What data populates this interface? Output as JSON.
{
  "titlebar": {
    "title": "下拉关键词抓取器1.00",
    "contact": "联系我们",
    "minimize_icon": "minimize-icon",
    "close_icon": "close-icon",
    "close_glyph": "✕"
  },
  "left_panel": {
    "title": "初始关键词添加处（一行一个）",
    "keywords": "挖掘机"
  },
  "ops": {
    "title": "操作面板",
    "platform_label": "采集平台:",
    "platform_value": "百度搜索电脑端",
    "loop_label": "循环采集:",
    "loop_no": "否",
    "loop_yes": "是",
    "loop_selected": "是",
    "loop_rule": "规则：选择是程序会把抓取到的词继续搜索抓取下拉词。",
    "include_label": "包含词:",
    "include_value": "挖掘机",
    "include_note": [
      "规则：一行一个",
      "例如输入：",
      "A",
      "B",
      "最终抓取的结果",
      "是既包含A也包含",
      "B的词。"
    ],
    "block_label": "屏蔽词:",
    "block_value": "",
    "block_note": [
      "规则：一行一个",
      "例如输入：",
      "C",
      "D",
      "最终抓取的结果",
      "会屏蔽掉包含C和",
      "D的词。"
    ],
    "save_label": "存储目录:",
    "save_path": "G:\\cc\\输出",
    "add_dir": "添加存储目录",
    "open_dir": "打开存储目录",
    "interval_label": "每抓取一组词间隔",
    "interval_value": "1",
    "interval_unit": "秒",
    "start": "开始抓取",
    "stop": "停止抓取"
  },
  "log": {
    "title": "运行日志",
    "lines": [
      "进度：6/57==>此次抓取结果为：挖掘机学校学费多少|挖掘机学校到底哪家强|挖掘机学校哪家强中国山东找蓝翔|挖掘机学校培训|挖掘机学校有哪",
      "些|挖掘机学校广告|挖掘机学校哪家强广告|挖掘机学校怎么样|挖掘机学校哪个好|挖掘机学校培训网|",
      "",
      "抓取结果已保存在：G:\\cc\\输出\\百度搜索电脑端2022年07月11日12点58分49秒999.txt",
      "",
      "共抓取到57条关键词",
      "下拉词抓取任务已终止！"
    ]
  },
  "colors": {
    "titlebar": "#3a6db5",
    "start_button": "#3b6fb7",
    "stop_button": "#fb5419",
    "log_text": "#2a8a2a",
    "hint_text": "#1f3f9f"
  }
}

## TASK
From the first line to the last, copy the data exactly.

## COMPLETED TASK
What data populates this interface? Output as JSON.
{
  "titlebar": {
    "title": "下拉关键词抓取器1.00",
    "contact": "联系我们",
    "minimize_icon": "minimize-icon",
    "close_icon": "close-icon",
    "close_glyph": "✕"
  },
  "left_panel": {
    "title": "初始关键词添加处（一行一个）",
    "keywords": "挖掘机"
  },
  "ops": {
    "title": "操作面板",
    "platform_label": "采集平台:",
    "platform_value": "百度搜索电脑端",
    "loop_label": "循环采集:",
    "loop_no": "否",
    "loop_yes": "是",
    "loop_selected": "是",
    "loop_rule": "规则：选择是程序会把抓取到的词继续搜索抓取下拉词。",
    "include_label": "包含词:",
    "include_value": "挖掘机",
    "include_note": [
      "规则：一行一个",
      "例如输入：",
      "A",
      "B",
      "最终抓取的结果",
      "是既包含A也包含",
      "B的词。"
    ],
    "block_label": "屏蔽词:",
    "block_value": "",
    "block_note": [
      "规则：一行一个",
      "例如输入：",
      "C",
      "D",
      "最终抓取的结果",
      "会屏蔽掉包含C和",
      "D的词。"
    ],
    "save_label": "存储目录:",
    "save_path": "G:\\cc\\输出",
    "add_dir": "添加存储目录",
    "open_dir": "打开存储目录",
    "interval_label": "每抓取一组词间隔",
    "interval_value": "1",
    "interval_unit": "秒",
    "start": "开始抓取",
    "stop": "停止抓取"
  },
  "log": {
    "title": "运行日志",
    "lines": [
      "进度：6/57==>此次抓取结果为：挖掘机学校学费多少|挖掘机学校到底哪家强|挖掘机学校哪家强中国山东找蓝翔|挖掘机学校培训|挖掘机学校有哪",
      "些|挖掘机学校广告|挖掘机学校哪家强广告|挖掘机学校怎么样|挖掘机学校哪个好|挖掘机学校培训网|",
      "",
      "抓取结果已保存在：G:\\cc\\输出\\百度搜索电脑端2022年07月11日12点58分49秒999.txt",
      "",
      "共抓取到57条关键词",
      "下拉词抓取任务已终止！"
    ]
  },
  "colors": {
    "titlebar": "#3a6db5",
    "start_button": "#3b6fb7",
    "stop_button": "#fb5419",
    "log_text": "#2a8a2a",
    "hint_text": "#1f3f9f"
  }
}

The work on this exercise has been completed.